  1. jullesc

    Great article! thanks! 🙂

  2. pelangis821

    Aku baru tau, rupanya ada cara mudah untuk mengatasinya

  3. pelangis821

    Baju lengan lebar memang susah repot jika digunakan untuk bekerja,

  4. mmmcclelland

    Complete introduction! Thanks.

  5. 陈

    I think, there's no way in any point of time, humans use a thing only 1 way. We're really resourceful, and there's quite definitely more way to tie a panbo than we know now 😂

    • 秋

      True! One thing can have many ways to say it and many ways to used it. Just over time influenced by the dynasties and region so people mostly forget about the past. So there are some things that starts different but overtime can get mixed easily. 🤣

  6. 陈

    Thank youu!!!

  7. Merriel

    Such a useful accessory, it's nice to know more about it, thanks!
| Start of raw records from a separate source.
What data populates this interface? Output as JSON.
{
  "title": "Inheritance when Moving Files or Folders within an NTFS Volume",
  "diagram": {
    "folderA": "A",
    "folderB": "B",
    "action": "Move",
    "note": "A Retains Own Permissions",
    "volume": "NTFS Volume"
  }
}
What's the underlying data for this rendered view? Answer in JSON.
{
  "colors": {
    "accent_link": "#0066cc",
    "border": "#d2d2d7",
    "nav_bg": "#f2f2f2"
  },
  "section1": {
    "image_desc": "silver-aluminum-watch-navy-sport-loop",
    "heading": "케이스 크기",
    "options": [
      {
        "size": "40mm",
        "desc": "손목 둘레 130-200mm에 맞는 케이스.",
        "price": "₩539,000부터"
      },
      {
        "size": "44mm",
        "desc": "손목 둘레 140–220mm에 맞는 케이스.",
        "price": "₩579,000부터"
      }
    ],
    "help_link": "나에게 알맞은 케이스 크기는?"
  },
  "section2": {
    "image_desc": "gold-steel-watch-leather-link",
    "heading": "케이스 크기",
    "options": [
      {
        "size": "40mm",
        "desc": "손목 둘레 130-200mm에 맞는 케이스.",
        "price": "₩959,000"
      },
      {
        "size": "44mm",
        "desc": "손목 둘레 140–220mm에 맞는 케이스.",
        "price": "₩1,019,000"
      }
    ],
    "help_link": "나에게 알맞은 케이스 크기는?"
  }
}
  8. lllen29

    Thank you for sharing.

    • 秋

      Welcome! 😊